There seem to be just a few more touchy subjects within the Ashtanga world than playing music during practice. We’ve touched on it a few times, including here and here (our most commented upon post to date). Few people seem to be agnostic about it.

The thing is, music can be beneficial — at least to the physical side of things. There’s new news on that front, via the always handy New York Times. It’s about music’s ability to boost a high-intensity interval workout.

Here’s the key takeaway:

The volunteers all reported that the intervals had been hard. In fact, their feelings about the difficulty were almost identical, whether they had been listening to music or not.

What is interesting is that their power output had been substantially greater when they were listening to music. They were pedaling much more ferociously than without music. But they did not find that effort to be more unpleasant. Without music, the workout struck them as about the equivalent of an eight or higher on a zero to 10 scale of disagreeableness (with 10 being unbearable).

With music, each interval still felt like about an eight or higher to the riders, but they were working much harder during each 30-second spurt.
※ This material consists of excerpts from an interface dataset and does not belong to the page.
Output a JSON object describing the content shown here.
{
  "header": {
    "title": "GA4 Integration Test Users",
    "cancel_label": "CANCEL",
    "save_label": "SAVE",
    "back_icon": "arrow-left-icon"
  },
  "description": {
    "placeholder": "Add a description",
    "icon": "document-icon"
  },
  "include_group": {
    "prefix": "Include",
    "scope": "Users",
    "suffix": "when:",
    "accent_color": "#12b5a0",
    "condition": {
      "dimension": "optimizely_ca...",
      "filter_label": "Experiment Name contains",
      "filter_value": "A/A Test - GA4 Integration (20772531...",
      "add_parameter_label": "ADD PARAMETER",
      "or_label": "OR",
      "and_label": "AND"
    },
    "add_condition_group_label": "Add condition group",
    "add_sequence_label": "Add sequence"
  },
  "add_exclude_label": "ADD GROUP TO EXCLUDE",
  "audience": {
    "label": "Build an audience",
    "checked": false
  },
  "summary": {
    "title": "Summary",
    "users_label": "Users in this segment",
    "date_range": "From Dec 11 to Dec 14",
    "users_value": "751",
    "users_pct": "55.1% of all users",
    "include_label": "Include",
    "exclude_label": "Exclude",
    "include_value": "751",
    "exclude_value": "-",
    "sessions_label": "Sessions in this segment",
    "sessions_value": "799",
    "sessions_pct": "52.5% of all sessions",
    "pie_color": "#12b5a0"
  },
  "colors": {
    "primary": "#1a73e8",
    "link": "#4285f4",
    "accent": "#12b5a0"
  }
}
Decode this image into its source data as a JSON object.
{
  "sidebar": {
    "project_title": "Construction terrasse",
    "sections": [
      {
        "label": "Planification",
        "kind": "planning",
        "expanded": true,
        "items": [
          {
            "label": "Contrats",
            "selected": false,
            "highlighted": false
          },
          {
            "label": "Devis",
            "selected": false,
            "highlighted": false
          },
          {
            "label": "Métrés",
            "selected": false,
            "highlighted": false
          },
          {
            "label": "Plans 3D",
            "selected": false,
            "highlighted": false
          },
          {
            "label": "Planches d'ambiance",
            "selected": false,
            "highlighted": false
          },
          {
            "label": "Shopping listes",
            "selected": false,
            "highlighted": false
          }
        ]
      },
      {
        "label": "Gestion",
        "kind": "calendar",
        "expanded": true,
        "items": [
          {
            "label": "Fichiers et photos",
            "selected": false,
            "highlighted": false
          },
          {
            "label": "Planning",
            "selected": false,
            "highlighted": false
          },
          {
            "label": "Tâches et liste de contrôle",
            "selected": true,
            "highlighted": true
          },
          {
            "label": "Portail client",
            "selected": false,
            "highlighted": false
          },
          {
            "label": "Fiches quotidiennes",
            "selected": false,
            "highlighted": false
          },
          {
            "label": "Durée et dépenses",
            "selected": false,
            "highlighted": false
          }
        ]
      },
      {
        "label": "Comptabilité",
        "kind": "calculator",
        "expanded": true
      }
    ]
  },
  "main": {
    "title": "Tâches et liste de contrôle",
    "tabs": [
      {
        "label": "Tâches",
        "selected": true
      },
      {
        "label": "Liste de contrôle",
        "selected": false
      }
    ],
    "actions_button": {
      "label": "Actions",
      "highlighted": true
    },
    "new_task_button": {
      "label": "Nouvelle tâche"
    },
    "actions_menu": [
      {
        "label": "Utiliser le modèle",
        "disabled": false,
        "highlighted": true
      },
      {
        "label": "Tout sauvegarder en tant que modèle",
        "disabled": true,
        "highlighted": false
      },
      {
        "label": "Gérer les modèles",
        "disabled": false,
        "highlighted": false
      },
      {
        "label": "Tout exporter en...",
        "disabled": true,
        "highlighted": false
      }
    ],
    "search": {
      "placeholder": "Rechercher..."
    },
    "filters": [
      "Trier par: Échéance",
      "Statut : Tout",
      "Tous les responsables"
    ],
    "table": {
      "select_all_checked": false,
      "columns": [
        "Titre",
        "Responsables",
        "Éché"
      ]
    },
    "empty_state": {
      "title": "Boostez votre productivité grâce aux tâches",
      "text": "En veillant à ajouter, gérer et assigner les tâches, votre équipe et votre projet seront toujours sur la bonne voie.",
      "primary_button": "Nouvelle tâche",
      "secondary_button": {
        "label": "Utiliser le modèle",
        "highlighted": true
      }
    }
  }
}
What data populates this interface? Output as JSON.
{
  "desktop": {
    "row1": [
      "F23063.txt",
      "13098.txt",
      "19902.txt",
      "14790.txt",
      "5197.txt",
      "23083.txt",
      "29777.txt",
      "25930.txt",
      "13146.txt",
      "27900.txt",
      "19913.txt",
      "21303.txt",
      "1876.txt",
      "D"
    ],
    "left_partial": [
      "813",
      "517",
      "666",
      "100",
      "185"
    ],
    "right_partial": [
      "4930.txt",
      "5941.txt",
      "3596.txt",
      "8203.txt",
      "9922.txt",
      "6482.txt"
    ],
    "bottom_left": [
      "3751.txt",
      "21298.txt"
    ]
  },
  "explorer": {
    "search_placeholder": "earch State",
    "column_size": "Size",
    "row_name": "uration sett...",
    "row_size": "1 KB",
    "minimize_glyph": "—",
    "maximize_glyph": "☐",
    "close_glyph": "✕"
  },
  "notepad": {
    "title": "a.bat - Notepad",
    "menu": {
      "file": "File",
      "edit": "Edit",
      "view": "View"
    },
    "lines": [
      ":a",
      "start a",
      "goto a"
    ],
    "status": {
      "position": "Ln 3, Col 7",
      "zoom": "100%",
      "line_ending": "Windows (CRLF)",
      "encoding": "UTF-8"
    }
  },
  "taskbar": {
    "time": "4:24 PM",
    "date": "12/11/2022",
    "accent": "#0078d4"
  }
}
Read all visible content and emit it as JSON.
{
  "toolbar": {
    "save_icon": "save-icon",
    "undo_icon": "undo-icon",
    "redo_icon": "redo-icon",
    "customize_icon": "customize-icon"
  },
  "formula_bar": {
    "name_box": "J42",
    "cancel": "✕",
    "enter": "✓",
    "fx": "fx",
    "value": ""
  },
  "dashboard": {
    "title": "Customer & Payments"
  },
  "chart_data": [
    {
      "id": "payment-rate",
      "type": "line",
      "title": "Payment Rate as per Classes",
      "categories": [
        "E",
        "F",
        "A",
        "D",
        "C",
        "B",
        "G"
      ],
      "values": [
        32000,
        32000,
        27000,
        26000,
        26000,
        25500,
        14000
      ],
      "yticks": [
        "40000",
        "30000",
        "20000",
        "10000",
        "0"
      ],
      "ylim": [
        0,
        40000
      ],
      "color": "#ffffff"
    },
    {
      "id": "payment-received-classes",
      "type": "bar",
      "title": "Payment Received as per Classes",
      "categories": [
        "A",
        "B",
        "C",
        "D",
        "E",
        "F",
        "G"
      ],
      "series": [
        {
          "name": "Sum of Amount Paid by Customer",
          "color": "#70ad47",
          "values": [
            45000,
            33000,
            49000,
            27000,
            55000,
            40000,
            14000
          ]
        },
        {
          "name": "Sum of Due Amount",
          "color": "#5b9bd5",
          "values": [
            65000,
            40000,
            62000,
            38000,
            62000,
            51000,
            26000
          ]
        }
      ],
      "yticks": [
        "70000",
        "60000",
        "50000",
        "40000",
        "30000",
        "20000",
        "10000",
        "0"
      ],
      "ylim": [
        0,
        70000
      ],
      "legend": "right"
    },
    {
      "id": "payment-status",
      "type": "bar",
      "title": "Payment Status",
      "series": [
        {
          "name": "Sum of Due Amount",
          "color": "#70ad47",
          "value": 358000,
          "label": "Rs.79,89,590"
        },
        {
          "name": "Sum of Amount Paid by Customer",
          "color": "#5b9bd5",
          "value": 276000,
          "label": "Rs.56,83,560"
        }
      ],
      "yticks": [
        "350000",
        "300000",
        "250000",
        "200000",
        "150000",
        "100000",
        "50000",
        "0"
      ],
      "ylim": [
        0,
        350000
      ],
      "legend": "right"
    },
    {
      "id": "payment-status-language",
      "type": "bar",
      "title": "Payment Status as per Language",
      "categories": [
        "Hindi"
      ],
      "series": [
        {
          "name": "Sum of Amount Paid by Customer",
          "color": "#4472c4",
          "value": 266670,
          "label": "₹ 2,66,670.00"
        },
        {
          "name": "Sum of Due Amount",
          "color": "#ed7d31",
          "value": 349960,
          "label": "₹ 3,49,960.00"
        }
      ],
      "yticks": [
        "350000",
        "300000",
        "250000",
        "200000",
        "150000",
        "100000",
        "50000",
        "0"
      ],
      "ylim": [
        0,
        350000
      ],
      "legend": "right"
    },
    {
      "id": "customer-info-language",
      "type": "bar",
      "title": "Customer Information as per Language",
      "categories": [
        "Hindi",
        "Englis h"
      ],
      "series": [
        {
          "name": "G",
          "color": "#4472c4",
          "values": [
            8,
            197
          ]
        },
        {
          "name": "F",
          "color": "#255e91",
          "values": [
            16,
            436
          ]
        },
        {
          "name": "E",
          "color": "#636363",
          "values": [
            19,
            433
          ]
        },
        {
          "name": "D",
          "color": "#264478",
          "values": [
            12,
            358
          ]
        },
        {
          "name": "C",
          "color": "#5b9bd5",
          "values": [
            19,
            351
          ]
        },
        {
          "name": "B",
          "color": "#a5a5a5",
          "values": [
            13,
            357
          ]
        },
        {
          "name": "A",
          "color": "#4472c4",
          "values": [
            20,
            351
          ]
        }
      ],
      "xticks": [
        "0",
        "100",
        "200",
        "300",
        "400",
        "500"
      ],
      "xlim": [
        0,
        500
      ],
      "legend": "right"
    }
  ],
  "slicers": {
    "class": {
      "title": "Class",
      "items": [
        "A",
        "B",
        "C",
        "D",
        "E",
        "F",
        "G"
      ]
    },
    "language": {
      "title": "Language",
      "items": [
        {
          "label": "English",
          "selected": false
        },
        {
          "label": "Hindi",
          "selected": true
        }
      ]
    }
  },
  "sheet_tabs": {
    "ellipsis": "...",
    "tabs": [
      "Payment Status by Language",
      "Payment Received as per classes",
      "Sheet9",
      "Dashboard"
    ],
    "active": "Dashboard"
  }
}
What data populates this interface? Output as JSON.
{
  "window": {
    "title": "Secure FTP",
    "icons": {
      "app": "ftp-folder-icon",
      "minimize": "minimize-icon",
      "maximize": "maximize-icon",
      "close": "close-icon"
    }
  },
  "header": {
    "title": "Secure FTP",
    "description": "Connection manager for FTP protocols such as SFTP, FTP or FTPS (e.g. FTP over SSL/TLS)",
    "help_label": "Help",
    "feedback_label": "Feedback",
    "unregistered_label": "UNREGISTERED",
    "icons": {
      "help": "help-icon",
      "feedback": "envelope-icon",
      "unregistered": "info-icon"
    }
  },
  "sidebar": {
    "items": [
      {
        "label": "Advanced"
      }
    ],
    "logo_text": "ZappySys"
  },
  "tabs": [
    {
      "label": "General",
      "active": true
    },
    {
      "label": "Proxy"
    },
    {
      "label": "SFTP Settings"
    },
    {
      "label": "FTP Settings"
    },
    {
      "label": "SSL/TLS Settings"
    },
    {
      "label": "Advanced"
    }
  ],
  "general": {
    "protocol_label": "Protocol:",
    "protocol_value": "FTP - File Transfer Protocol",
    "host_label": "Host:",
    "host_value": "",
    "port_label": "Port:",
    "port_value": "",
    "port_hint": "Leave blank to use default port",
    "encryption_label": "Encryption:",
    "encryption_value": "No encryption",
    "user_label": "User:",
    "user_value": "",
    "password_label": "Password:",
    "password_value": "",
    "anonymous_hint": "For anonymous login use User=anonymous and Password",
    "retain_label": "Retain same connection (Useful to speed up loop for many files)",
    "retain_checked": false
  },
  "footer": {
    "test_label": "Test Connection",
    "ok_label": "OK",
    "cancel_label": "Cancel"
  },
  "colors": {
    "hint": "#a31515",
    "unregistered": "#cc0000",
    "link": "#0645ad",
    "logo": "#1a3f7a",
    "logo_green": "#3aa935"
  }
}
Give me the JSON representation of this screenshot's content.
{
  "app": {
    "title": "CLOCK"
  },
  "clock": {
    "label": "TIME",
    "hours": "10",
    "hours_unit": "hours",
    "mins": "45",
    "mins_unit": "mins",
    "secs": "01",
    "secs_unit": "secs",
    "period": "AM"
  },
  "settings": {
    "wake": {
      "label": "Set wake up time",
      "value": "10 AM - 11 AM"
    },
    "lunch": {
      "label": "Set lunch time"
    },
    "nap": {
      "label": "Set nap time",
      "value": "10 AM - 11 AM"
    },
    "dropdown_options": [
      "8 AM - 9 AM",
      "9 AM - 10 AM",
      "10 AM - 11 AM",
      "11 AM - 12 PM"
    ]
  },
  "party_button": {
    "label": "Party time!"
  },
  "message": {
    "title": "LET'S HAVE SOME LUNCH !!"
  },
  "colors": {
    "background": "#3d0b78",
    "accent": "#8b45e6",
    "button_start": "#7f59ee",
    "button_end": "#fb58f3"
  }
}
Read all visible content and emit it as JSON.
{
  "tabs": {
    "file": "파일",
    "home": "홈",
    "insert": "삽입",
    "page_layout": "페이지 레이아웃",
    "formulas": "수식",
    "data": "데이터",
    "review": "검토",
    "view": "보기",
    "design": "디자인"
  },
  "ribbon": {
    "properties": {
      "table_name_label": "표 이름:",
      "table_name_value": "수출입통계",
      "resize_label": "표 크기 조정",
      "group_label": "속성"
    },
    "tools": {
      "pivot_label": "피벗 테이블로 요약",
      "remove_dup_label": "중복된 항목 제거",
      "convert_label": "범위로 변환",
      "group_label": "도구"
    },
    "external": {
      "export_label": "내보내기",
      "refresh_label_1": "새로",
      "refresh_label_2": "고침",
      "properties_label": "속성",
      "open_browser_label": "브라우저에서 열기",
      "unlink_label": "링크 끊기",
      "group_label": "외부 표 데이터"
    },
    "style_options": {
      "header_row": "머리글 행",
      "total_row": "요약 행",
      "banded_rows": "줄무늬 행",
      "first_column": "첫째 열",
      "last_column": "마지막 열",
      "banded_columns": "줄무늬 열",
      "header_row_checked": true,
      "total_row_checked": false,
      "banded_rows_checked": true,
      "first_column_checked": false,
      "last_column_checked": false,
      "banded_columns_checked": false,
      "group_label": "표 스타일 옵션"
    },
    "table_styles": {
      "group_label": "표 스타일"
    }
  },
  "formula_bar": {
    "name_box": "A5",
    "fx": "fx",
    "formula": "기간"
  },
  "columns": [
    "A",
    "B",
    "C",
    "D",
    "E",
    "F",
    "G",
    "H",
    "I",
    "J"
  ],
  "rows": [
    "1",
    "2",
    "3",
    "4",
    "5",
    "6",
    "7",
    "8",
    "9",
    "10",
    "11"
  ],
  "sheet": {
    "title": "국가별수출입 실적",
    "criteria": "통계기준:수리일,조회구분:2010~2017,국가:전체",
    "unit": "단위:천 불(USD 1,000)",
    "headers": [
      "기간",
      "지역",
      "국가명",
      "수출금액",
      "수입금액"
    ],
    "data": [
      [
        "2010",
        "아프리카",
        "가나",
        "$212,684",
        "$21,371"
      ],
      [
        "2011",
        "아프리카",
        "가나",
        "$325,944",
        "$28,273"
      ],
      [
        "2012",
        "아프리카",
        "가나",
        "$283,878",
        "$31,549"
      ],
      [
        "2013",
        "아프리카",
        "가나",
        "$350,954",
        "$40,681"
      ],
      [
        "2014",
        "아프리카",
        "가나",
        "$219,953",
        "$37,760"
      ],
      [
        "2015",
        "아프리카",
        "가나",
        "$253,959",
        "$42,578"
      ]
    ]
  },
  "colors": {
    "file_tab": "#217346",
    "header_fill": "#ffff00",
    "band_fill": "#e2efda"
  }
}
The intensity increased but not the discomfort.

Polled by the scientists at the end of the experiment, all 20 riders said that if they were to take up interval training on their own after the study, they definitely would listen to music to get themselves through the workout.

So, to a question: Can there be a role for music within an Ashtanga practice?

Here’s where I think the answer could be yes: when researching or exploring new, difficult poses. I think that experience can be near enough to the intensity of an interval workout. (For so many, this seems to be all about Kapotasana.) And what I mean is an initial exploration of the physical side of asana, of the reaching and crunching and stretching and ouching as one attempts to find the calmness and stillness of a “proper” pose. Of the discovery of where your body — your grossest kosha — can go before you begin to peel down into the deeper sheaths.

For that, probably turn the music off.

There’s also this: Music also can just be a nice change of pace and scenery.

Posted by Steve

The yoga of music goes to college

It’s not secret we’re big fans of Naren Schreiner, who leads Sangita Yoga — the Yoga of Music — and performed at last year’s Ashtanga Yoga Confluence and will be doing so again in May.

He brings a sweet, light, quietly devotional perspective to music, focusing it on honoring the Divine. (Yes, somehow quiet even though it is music. And from our experience, it seems like a lot of kirtan leaders are celebrating themselves when they sing and not you know who/what.)

So we are happy to pass on the following video, although we also have to say we aren’t fans of the location! (That’s for you college football fans… er… fan?)

Posted by Steve

A piano and cello for Pattabhi Jois

I maybe should have waited until Thursday — the heavy guru day — to post this, but it looks like this video is new. The brief description:

The Song “Guruji” is dedicated to Sri K. Pattabhi Jois the Ashtanga Yoga Master.
Andreas Loh wrote this tune on May 18th 2009 after he recieved the Message that Guruji died. RIP

Composition & Piano: Andreas Loh
Cello: Franziska Kraft

Here you go:

Posted by Steve